*AIM OF THE EXERCISE*.
Reproduce each entry below exactly, without omitting any.
* * * * * * * * *
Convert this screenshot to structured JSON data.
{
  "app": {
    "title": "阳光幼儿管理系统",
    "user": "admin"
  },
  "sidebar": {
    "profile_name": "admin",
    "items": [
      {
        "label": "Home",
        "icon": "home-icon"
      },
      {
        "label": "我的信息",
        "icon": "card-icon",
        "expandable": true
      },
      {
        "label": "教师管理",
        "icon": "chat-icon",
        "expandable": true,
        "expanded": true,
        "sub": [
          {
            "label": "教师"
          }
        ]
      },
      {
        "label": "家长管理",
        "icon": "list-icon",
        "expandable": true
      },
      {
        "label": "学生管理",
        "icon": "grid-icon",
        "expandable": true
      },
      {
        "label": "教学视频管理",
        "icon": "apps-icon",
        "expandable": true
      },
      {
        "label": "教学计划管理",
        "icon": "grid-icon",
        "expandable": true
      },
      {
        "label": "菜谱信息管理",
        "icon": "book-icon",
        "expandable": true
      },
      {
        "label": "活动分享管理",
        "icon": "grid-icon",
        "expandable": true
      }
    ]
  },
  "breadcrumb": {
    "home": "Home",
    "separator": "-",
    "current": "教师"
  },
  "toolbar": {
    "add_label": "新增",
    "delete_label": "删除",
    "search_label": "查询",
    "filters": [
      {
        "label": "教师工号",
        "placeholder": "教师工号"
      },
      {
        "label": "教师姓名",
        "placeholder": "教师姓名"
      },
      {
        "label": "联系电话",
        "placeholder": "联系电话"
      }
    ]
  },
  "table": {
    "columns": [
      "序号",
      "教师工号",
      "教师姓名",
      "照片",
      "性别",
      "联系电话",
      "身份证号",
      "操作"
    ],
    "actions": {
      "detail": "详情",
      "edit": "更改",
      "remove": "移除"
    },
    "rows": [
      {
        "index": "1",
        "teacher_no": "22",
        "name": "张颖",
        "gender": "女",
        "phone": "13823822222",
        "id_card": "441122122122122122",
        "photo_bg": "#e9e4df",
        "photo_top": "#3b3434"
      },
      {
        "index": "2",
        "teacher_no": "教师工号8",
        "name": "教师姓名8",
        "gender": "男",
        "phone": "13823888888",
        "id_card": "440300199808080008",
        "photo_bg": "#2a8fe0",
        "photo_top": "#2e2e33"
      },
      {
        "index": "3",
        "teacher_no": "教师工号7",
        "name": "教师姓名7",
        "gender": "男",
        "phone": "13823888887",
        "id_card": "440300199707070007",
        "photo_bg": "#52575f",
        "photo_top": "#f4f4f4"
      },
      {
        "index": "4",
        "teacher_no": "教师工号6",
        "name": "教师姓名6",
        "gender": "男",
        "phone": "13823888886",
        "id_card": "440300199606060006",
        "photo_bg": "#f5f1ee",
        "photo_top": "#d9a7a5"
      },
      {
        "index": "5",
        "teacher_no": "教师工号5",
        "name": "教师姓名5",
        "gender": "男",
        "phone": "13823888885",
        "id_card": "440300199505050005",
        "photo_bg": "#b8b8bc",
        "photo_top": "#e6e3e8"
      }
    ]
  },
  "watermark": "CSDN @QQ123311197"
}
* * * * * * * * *
*RESPONSE TO THE TASK*.
Convert this screenshot to structured JSON data.
{
  "app": {
    "title": "阳光幼儿管理系统",
    "user": "admin"
  },
  "sidebar": {
    "profile_name": "admin",
    "items": [
      {
        "label": "Home",
        "icon": "home-icon"
      },
      {
        "label": "我的信息",
        "icon": "card-icon",
        "expandable": true
      },
      {
        "label": "教师管理",
        "icon": "chat-icon",
        "expandable": true,
        "expanded": true,
        "sub": [
          {
            "label": "教师"
          }
        ]
      },
      {
        "label": "家长管理",
        "icon": "list-icon",
        "expandable": true
      },
      {
        "label": "学生管理",
        "icon": "grid-icon",
        "expandable": true
      },
      {
        "label": "教学视频管理",
        "icon": "apps-icon",
        "expandable": true
      },
      {
        "label": "教学计划管理",
        "icon": "grid-icon",
        "expandable": true
      },
      {
        "label": "菜谱信息管理",
        "icon": "book-icon",
        "expandable": true
      },
      {
        "label": "活动分享管理",
        "icon": "grid-icon",
        "expandable": true
      }
    ]
  },
  "breadcrumb": {
    "home": "Home",
    "separator": "-",
    "current": "教师"
  },
  "toolbar": {
    "add_label": "新增",
    "delete_label": "删除",
    "search_label": "查询",
    "filters": [
      {
        "label": "教师工号",
        "placeholder": "教师工号"
      },
      {
        "label": "教师姓名",
        "placeholder": "教师姓名"
      },
      {
        "label": "联系电话",
        "placeholder": "联系电话"
      }
    ]
  },
  "table": {
    "columns": [
      "序号",
      "教师工号",
      "教师姓名",
      "照片",
      "性别",
      "联系电话",
      "身份证号",
      "操作"
    ],
    "actions": {
      "detail": "详情",
      "edit": "更改",
      "remove": "移除"
    },
    "rows": [
      {
        "index": "1",
        "teacher_no": "22",
        "name": "张颖",
        "gender": "女",
        "phone": "13823822222",
        "id_card": "441122122122122122",
        "photo_bg": "#e9e4df",
        "photo_top": "#3b3434"
      },
      {
        "index": "2",
        "teacher_no": "教师工号8",
        "name": "教师姓名8",
        "gender": "男",
        "phone": "13823888888",
        "id_card": "440300199808080008",
        "photo_bg": "#2a8fe0",
        "photo_top": "#2e2e33"
      },
      {
        "index": "3",
        "teacher_no": "教师工号7",
        "name": "教师姓名7",
        "gender": "男",
        "phone": "13823888887",
        "id_card": "440300199707070007",
        "photo_bg": "#52575f",
        "photo_top": "#f4f4f4"
      },
      {
        "index": "4",
        "teacher_no": "教师工号6",
        "name": "教师姓名6",
        "gender": "男",
        "phone": "13823888886",
        "id_card": "440300199606060006",
        "photo_bg": "#f5f1ee",
        "photo_top": "#d9a7a5"
      },
      {
        "index": "5",
        "teacher_no": "教师工号5",
        "name": "教师姓名5",
        "gender": "男",
        "phone": "13823888885",
        "id_card": "440300199505050005",
        "photo_bg": "#b8b8bc",
        "photo_top": "#e6e3e8"
      }
    ]
  },
  "watermark": "CSDN @QQ123311197"
}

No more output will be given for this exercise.